Childbirth is never risk-free, particularly in poorer or disadvantaged countries where restricted access to modern equipment can have a devastating impact. Ingenuity of Edinburgh graduate Arfang Faye is attempting to redress that balance.

Portrait of Arfang Faye in a white lab coat

The unfinished business of colonialism

How do you return ancestral remains looted during the height of the British Empire in a way that brings genuine healing? A project involving Naga artefacts is underway to do just that.

The unfinished business of colonialism

Illustration of a Naga warriors in Assam, 1903.

Why are we afraid to talk about our ageing workforce?

Working into later life is now a reality for most of us. But a longer working life doesn’t necessarily mean a healthier one. Professor Wendy Loretto wants to improve job quality and options for workers over 50.

Crowd of people walking through a street

Edinburgh Cares Mentoring Programme

Only four per cent of care-experienced young people go on to university after school. Led by the Widening Participation team, a group of staff are mentoring such young people to support their journey through higher education and tackle inequalities.

Staff in conversation at ISG reception LGBT+

How Russia’s upside down, looking-glass worldview is driving the Ukrainian war

Paranoia, rising authoritarianism and revitalised imperialism are combining with devastating effect in the Russian political realm. Putin’s dangerous, alternative reality has led to atrocities in Ukraine – and it might not stop there, says Professor Luke March of the Princess Dashkova Russian Centre.

Vladimir Putin addresses Red Square

Life beyond our planet

Could humans live on the Moon and Mars? Professor of Astrobiology Charles Cockell is, with the help of prisoners, on a mission to answer how we might survive the extreme and confined conditions of space settlement.

The design of a Mars space station by prisoners taking part in Life Beyond

The Queen helped turn the ruins of British Empire into a force for good
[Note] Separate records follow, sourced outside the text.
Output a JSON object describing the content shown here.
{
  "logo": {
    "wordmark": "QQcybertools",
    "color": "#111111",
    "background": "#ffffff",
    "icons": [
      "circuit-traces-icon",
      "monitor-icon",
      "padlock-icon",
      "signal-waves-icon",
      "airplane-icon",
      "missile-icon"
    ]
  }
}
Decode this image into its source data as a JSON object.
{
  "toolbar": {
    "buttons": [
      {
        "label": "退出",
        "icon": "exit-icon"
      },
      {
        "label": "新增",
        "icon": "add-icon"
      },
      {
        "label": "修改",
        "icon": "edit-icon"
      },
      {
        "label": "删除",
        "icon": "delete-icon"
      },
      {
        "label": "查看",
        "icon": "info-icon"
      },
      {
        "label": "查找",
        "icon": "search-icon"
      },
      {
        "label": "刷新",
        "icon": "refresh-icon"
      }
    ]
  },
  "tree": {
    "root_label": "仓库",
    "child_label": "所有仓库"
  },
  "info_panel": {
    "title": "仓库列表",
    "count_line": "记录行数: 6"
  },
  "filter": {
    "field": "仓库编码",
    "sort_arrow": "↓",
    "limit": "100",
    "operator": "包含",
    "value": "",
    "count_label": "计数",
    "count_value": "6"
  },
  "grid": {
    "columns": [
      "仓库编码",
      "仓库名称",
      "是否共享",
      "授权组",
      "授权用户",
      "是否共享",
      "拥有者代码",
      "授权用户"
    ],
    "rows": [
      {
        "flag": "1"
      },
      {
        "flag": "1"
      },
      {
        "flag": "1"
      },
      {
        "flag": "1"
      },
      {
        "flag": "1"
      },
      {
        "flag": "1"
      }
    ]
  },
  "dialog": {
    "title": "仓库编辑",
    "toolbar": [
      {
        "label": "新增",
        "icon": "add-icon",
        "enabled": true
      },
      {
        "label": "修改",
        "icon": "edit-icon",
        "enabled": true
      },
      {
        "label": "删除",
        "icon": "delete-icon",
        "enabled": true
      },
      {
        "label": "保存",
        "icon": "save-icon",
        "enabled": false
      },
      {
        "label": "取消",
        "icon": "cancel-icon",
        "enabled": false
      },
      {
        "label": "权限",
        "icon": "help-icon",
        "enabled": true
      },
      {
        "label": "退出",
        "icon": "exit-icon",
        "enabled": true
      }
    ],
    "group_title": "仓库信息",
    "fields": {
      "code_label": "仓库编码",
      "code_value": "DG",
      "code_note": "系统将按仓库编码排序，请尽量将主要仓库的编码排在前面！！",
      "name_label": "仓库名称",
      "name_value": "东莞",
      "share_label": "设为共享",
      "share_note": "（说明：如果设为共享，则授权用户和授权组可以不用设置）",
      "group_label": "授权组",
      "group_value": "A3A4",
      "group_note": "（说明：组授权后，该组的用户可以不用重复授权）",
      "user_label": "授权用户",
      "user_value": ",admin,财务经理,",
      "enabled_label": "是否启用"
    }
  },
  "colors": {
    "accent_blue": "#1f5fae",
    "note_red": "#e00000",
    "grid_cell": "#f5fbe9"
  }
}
The British Empire was brutal, humiliating and unwelcome for many, yet, under Queen Elizabeth II’s guidance, the Commonwealth helped bring some healing in its wake, argues Dr Harshan Kumarasingham, senior lecturer in British politics.

The Queen with leaders of the Commonwealth

The UK is 280 million years late for a fracking boom

Why lifting the ban on shale gas exploration is contradicted by geological knowledge, public opinion, and climate change action, according to Stuart Haszeldine, Professor of Carbon Capture and Storage.

Pipes lie in front of fracking well

Revisiting the crucifixion

Two thousand years of retelling the Easter story may have obscured some fascinating details. Professor Helen Bond asks, is it time to reassess the archvillains of the crucifixion and see Jesus’ women followers as the key to this pivotal historical event?

A woman takes Jesus down from the cross